Afterwards I asked Clinton, "What was going through your mind? I've got to
know." First I went and apologized. I had played a role in that. I was
terribly sorry. I wanted to make sure he knew that I felt responsible for it.
He was utterly forgiving, not at all angry, and I said, "What did it feel like?
What was going through your mind?" And he said, "Well, I stood up there, I saw
it was the wrong speech, and I thought, "Well, Lord, I guess you're testing me.
Okay, here goes." And with brimming self-confidence--now we had given him a
backup text, but it was too small for him to read without his glasses. We had
taken his glasses out of his pocket so there wouldn't be an unsightly bulge for
the TV cameras.
So the poor guy is up there alone and naked on the most complex public policy
issue, a fairly complex bill, and he went the first nine minutes without a
note, and nobody could tell. It was phenomenal. Worse than that, the
teleprompter screens are whizzing forward and backwards with last year's
speech, trying to find it, and finally, they killed it all together and
reloaded it. Nine minutes the guy went without a note, and no one could tell.
It was a phenomenal--it's part of the Clinton legend.
George Stephanopoulos recounts an incident in late '93 when questions arose
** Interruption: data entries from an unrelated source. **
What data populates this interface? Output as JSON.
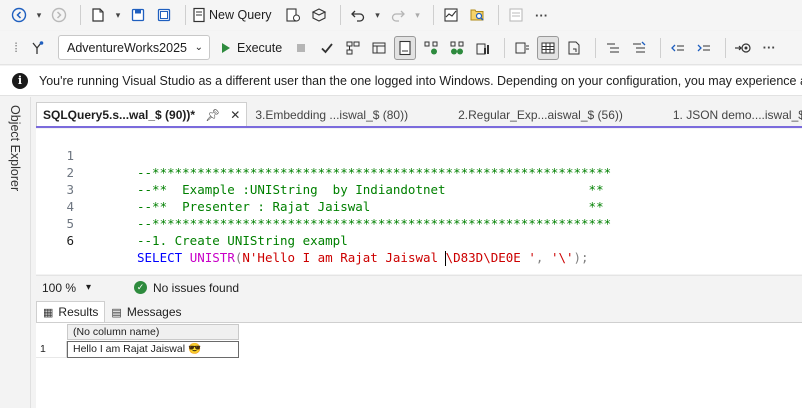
{
  "toolbar1": {
    "new_query_label": "New Query"
  },
  "toolbar2": {
    "database": "AdventureWorks2025",
    "execute_label": "Execute"
  },
  "infobar": {
    "message": "You're running Visual Studio as a different user than the one logged into Windows. Depending on your configuration, you may experience a degr"
  },
  "object_explorer": {
    "label": "Object Explorer"
  },
  "tabs": [
    {
      "label": "SQLQuery5.s...wal_$ (90))*"
    },
    {
      "label": "3.Embedding ...iswal_$ (80))"
    },
    {
      "label": "2.Regular_Exp...aiswal_$ (56))"
    },
    {
      "label": "1. JSON demo....iswal_$ ("
    }
  ],
  "editor": {
    "lines": [
      {
        "num": "1",
        "text": "--*************************************************************"
      },
      {
        "num": "2",
        "text": "--**  Example :UNIString  by Indiandotnet                   **"
      },
      {
        "num": "3",
        "text": "--**  Presenter : Rajat Jaiswal                             **"
      },
      {
        "num": "4",
        "text": "--*************************************************************"
      },
      {
        "num": "5",
        "text": "--1. Create UNIString exampl"
      },
      {
        "num": "6",
        "select": "SELECT",
        "func": "UNISTR",
        "paren_open": "(",
        "str1a": "N'Hello I am Rajat Jaiswal ",
        "str1b": "\\D83D\\DE0E '",
        "comma": ",",
        "str2": " '\\'",
        "close": ");"
      }
    ]
  },
  "status": {
    "zoom": "100 %",
    "issues": "No issues found"
  },
  "results": {
    "tabs": [
      {
        "label": "Results"
      },
      {
        "label": "Messages"
      }
    ],
    "column_header": "(No column name)",
    "row_number": "1",
    "cell_value": "Hello I am Rajat Jaiswal 😎"
  }
}
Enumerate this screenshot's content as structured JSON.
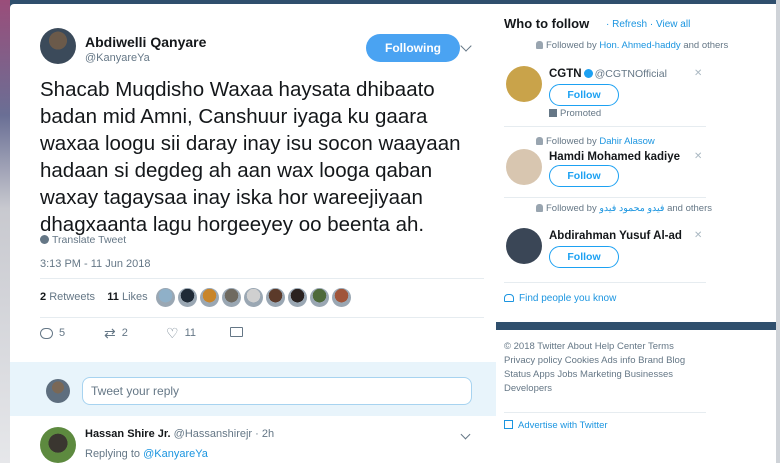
{
  "tweet": {
    "author_name": "Abdiwelli Qanyare",
    "author_handle": "@KanyareYa",
    "follow_label": "Following",
    "text": "Shacab Muqdisho Waxaa haysata dhibaato\nbadan mid Amni, Canshuur iyaga ku gaara\nwaxaa loogu sii daray inay isu socon waayaan\nhadaan si degdeg ah aan wax looga qaban\nwaxay tagaysaa inay iska hor wareejiyaan\ndhagxaanta lagu horgeeyey oo beenta ah.",
    "translate_label": "Translate Tweet",
    "timestamp": "3:13 PM - 11 Jun 2018",
    "retweets_count": "2",
    "retweets_label": "Retweets",
    "likes_count": "11",
    "likes_label": "Likes",
    "likers_colors": [
      "#8fb0c8",
      "#1f2a36",
      "#c8852a",
      "#6f6a60",
      "#d0d0d0",
      "#5b3a2a",
      "#2a2220",
      "#4e6a3a",
      "#a0553a"
    ],
    "actions": {
      "reply_count": "5",
      "retweet_count": "2",
      "like_count": "11"
    }
  },
  "reply_box": {
    "placeholder": "Tweet your reply"
  },
  "reply": {
    "name": "Hassan Shire Jr.",
    "handle": "@Hassanshirejr",
    "time": "· 2h",
    "replying_prefix": "Replying to",
    "replying_to": "@KanyareYa"
  },
  "sidebar": {
    "title": "Who to follow",
    "links": "· Refresh · View all",
    "suggestions": [
      {
        "context_prefix": "Followed by",
        "context_name": "Hon. Ahmed-haddy",
        "context_suffix": "and others",
        "name": "CGTN",
        "handle": "@CGTNOfficial",
        "follow_label": "Follow",
        "promoted": "Promoted",
        "avatar_color": "#c9a34a"
      },
      {
        "context_prefix": "Followed by",
        "context_name": "Dahir Alasow",
        "context_suffix": "",
        "name": "Hamdi Mohamed kadiye",
        "handle": "",
        "follow_label": "Follow",
        "avatar_color": "#d8c6b0"
      },
      {
        "context_prefix": "Followed by",
        "context_name": "فيدو محمود فيدو",
        "context_suffix": "and others",
        "name": "Abdirahman Yusuf Al-ad",
        "handle": "",
        "follow_label": "Follow",
        "avatar_color": "#3a4656"
      }
    ],
    "find_people": "Find people you know",
    "footer": "© 2018 Twitter  About  Help Center  Terms  Privacy policy  Cookies  Ads info  Brand  Blog  Status  Apps  Jobs  Marketing  Businesses  Developers",
    "advertise": "Advertise with Twitter"
  }
}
about the Clintons' involvement in an Arkansas failed savings and loan bank,
and a failed real estate deal. There were calls throughout Washington for a
special counsel to investigate the matter, which came to be known as
"Whitewater." The president's staff wanted to develop a strategy that would
minimize damage to the administration. Stephanopoulos thought the White House
should call for a special counsel before anyone else did. But the first lady
You had a confrontation with Hillary about this in January of '94.
Yeah. In front of a lot of people. [Laughs] Yeah. It was right around the
time when we--it looked like this predictably, after we didn't turn in the
documents, the press started to get a hold of it. There was started to be
calls for a special counsel from Republicans and others in the Senate and the
House. And by January it had become just like a full-blown mini scandal. It
was the only thing in the paper for days and days and days on end.
Democrats--Daniel Patrick Moynihan, Bob Kerrey, and others--had started to call
for a special counsel as well. And it was inevitable.
And I was trying to make the argument that, you know, it's going to happen one
way or the other. It's now inevitable. The only question is, do we find a way
to contain it, ask for it ourselves so we can move on and--
You ask for a special counsel?
Just do it ourselves. We're either going to get it imposed on us or we can ask
for it ourselves. The only way to get to appear that we're not hiding anything
is simply to ask for it and move on.
And there were a whole bunch of us in this room, in Mack McLarty's office that
afternoon. Everybody's agreeing. Yeah. Yeah. Yeah. Yeah. Then Hillary
walks in. Everybody goes silent. And since I had been the last one talking. I
felt like it was sort of a manner of honor to then say to her what I had just
been saying when she wasn't in the room. And I made this case that we had to go
forward, that we had no choice anymore but to go for a special counsel. And,
man, she just jumped down my throat. Basically, you know, "You never believed
in us. You never stood for us. You know, we were all alone in New Hampshire"
--and it was fierce and chilling.
And I was kind of stunned. You know, it was the most hurtful thing I thought
she could say, especially in front of all my colleagues at the time. You know,
thinking about it, I felt sorry for her too, because you could just see this,
there was so much fear in her eyes. I mean, I think in her mind she's just been
through the hardest year of her life. Her father had died. One of her best
friends had killed himself. She was trying to move health care, something she
had worked on her whole life, and now she was being accused of being a
criminal. Something she'd never faced before in her life. And she felt
It wasn't much of a bomb at the moment when it was being taken out on me.
She said, "You gave up on us."
Right. The worst thing she could say. I didn't believe it. I knew it wasn't
true. Didn't like hearing it. Still felt the best thing was to go forward
with the counsel. That I was acting in their interest. But, phew, it was